Dr Luigi Renzullo is a senior research scientist with over 14 years experience in areas such as: atmospheric correction of satellite data, hyperspectral sensing in the viticulture industry, landscape carbon and water balance modelling, and satellite rainfall and soil moisture applications for water resources assessments.
His interests are best summarised as “exploring the role that earth observations can play in land management decision support, especially as constraints on biophysical models through techniques of model-data fusion and data assimilation”. An example includes his current work on integrating satellite precipitation and soil moisture information with numerical weather prediction in a global root-zone moisture forecasting system.

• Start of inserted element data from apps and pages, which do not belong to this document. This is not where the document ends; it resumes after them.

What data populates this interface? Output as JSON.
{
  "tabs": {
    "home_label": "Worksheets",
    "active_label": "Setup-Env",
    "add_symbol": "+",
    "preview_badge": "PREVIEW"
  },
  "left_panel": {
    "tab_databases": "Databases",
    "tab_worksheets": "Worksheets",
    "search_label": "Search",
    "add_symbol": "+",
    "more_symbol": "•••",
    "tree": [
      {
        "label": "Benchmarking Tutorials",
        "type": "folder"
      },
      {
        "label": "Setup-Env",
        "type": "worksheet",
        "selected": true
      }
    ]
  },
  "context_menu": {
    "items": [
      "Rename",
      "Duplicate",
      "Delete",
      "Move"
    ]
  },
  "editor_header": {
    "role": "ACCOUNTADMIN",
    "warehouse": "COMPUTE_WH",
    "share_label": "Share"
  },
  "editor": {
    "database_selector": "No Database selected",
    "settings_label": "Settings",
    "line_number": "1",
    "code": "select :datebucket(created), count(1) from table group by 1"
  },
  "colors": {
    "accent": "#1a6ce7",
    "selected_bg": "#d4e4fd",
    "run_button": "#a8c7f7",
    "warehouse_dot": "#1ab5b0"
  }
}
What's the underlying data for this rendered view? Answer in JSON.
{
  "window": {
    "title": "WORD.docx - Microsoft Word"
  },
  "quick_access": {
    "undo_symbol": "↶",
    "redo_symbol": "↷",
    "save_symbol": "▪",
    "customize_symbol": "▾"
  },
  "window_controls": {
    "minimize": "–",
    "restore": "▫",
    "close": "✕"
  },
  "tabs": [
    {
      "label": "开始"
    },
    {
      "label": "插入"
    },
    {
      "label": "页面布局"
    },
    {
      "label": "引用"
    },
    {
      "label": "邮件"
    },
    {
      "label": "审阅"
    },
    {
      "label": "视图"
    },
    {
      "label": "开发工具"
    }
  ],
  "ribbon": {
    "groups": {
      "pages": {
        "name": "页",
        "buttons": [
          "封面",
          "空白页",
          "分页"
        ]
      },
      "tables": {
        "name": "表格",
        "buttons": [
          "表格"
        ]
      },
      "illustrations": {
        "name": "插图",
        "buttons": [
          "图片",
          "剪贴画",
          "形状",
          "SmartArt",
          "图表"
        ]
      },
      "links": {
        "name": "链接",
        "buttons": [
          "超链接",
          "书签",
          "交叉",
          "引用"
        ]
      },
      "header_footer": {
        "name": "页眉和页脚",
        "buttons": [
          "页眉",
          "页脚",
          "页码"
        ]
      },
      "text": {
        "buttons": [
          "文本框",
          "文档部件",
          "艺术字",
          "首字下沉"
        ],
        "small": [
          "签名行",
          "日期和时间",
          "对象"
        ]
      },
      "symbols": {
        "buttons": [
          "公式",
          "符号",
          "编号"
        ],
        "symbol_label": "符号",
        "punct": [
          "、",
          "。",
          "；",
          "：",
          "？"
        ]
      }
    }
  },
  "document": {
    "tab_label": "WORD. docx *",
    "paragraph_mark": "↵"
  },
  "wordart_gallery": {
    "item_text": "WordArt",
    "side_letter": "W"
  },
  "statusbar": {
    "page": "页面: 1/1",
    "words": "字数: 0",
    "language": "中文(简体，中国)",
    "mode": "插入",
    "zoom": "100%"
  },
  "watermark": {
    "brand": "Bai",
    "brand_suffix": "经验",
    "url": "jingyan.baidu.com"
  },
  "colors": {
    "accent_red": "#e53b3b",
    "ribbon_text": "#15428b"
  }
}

Marta’s main background is in remote sensing of vegetation biophysical properties, such as fuel load and moisture content for spatial fire risk analysis, and canopy conductance for carbon sequestration and water balance studies.
From 2004-2010 she was employed at the University of Alcala, where she was involved in two large multidisciplinary projects which assessed and integrated the main fire risk factors, validated the results and analysed fire risk trends, considering potential changes in socio-economic factors as well as foreseen impacts of global climate change. During her research, she spent time at the Centre for Spatial Technologies and Remote Sensing (University of California at Davis, USA); the National Institute of Agricultural Technology (INTA, Argentina) and the School of Environmental and Life Sciences of Salford (UK).
From 2010 to 2013 Marta was a postdoctoral fellow at CSIRO Land and Water as developing innovative methods to integrate satellite and in-situ observations from micrometeorological tower sites with models to predict carbon-water coupling.
In 2017, Dr Yebra was awarded the prestigious Max Day Environmental Science Fellowship from the Australian Academy of Science.
Marta is an Associate Editor for the journal Remote Sensing of Environment
Albert Van Dijk received his undergraduate, Master’s degree (1996) and PhD (2002) in Environmental Sciences from VU University Amsterdam, The Netherlands.
He was with CSIRO Land and Water from 2003 to 2012, where he won awards for his leadership role in the Murray-Darling Sustainable Yields project, possibly the most ambitious water resources study ever undertaken, and subsequently, for leading development of the Australian Water Resources Assessment system, a model-data integration system now operational in the Bureau of Meteorology.
Professor Van Dijk has authored more than 130 publications. His research often addresses the interaction between vegetation and the hydrological cycle and related processes, such as soil erosion, nutrient cycling, salinity, the surface energy balance, the carbon cycle, fire risk, biodiversity, ecological resilience, and crop growth.
He has a passion for practical research applications, including the observation and forecasting of natural hazards, water resources, environmental condition and agricultural production. The theory and technology involved are drawn from environmental science and management, satellite remote sensing, IT, statistics and simulation modelling.
Professor Van Dijk was inaugural chair and is currently co-chair of the Australian Energy and Water Exchange Initiative (OzEWEX).